## Task:
Only lines containing the word "Donald" are needed; pull them out of the material.

## Material to process:

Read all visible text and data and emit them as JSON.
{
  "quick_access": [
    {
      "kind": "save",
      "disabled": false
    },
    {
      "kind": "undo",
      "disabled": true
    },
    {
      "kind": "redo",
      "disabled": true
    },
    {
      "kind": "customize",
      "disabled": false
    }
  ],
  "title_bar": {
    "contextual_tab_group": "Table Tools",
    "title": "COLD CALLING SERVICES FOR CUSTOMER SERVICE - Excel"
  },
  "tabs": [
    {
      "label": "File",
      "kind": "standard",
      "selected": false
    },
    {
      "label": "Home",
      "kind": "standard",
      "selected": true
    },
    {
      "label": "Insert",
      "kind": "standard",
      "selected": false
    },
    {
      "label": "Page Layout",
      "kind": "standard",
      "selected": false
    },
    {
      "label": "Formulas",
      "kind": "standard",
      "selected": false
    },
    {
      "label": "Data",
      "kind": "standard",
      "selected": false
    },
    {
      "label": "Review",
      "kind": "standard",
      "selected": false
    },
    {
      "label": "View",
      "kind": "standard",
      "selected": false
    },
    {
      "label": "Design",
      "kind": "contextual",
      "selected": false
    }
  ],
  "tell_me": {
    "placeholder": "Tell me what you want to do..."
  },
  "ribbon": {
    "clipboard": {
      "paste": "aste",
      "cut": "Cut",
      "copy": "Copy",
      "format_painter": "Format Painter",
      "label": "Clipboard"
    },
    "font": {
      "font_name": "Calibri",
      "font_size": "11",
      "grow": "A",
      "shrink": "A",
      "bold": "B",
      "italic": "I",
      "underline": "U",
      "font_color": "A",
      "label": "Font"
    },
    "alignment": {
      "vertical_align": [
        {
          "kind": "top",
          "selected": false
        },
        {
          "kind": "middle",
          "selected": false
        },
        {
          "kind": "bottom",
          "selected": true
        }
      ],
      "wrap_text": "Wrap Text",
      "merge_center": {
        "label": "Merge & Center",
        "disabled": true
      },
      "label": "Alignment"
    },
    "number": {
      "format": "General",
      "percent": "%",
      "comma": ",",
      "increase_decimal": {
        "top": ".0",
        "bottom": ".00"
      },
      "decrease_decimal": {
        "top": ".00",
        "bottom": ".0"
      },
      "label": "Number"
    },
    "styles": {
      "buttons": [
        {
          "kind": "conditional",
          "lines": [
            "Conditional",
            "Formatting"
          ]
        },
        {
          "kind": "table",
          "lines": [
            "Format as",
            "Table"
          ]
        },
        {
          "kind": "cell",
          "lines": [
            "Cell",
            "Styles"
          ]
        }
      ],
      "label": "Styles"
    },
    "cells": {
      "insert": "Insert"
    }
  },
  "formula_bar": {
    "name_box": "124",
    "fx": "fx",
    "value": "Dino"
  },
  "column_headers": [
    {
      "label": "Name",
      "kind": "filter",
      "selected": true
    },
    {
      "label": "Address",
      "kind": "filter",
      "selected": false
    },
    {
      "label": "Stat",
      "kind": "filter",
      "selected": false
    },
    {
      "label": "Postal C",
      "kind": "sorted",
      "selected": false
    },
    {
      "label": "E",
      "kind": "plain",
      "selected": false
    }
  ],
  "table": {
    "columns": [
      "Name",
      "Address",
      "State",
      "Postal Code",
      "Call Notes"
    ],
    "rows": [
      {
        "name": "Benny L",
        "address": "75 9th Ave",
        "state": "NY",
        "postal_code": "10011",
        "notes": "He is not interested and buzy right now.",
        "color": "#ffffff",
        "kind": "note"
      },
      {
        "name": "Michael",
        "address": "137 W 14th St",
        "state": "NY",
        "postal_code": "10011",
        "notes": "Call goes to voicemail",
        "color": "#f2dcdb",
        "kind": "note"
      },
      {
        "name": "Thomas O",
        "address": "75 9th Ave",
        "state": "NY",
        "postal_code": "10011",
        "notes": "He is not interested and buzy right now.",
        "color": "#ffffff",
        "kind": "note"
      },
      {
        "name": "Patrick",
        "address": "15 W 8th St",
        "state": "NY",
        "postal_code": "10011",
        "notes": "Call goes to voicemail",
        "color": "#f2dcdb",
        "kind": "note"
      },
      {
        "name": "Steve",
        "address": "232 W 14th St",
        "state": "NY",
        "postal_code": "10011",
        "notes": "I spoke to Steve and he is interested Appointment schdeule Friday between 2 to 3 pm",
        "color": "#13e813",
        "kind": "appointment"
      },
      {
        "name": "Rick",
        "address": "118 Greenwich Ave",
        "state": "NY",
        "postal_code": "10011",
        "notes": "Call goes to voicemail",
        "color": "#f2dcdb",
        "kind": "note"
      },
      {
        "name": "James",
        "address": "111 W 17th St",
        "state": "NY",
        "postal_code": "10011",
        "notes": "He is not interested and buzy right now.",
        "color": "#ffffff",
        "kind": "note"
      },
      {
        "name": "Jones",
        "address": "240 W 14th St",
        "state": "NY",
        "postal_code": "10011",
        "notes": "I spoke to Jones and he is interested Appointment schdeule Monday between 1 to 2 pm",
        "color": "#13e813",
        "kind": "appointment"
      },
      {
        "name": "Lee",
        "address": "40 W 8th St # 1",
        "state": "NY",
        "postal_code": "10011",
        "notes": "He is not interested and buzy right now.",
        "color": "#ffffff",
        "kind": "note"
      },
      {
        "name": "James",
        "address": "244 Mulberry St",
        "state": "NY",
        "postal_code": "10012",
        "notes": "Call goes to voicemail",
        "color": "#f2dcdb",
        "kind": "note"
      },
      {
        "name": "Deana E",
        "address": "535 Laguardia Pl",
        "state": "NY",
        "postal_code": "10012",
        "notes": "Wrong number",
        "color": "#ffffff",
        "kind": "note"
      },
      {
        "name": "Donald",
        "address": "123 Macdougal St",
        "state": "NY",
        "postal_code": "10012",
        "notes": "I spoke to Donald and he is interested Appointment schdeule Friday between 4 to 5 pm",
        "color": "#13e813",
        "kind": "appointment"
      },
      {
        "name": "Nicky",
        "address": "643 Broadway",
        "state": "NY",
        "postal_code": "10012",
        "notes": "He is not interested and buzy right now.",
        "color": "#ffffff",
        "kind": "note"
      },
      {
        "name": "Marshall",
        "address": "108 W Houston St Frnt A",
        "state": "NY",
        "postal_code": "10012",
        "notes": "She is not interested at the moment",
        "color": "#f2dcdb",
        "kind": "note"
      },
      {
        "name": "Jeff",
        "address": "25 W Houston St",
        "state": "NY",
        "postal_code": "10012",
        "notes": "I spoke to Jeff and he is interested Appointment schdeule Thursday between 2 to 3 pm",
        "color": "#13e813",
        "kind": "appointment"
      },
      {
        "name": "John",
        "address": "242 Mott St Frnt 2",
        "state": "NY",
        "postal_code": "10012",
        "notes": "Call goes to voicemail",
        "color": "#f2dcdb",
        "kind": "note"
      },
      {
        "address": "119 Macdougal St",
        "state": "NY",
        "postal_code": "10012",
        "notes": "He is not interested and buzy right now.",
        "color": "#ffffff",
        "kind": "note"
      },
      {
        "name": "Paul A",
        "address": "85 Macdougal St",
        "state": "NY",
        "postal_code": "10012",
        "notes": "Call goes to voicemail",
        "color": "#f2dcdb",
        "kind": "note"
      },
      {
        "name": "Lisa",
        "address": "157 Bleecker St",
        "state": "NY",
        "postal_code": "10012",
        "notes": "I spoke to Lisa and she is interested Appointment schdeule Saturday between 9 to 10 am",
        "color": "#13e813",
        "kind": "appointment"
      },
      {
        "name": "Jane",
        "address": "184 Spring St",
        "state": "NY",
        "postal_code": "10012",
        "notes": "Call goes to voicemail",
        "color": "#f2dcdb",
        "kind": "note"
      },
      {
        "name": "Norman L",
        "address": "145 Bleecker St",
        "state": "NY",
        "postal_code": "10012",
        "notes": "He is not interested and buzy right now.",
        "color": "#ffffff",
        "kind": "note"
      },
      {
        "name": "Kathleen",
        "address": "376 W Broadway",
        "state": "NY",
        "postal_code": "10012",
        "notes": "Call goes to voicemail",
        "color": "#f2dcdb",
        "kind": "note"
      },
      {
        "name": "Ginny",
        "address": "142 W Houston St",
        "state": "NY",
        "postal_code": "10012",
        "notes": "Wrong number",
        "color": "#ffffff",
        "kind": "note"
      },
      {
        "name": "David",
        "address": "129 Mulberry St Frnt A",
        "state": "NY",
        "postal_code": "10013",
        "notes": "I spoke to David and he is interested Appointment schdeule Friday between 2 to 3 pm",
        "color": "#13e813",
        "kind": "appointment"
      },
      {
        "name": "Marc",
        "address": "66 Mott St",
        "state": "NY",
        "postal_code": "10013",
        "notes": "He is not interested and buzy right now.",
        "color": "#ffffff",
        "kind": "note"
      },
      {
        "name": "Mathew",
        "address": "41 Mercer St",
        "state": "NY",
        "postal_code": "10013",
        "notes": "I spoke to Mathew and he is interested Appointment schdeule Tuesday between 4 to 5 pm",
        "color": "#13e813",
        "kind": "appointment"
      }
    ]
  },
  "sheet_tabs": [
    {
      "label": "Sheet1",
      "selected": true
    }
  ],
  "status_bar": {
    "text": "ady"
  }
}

## Task answer:
        "name": "Donald",
        "notes": "I spoke to Donald and he is interested Appointment schdeule Friday between 4 to 5 pm",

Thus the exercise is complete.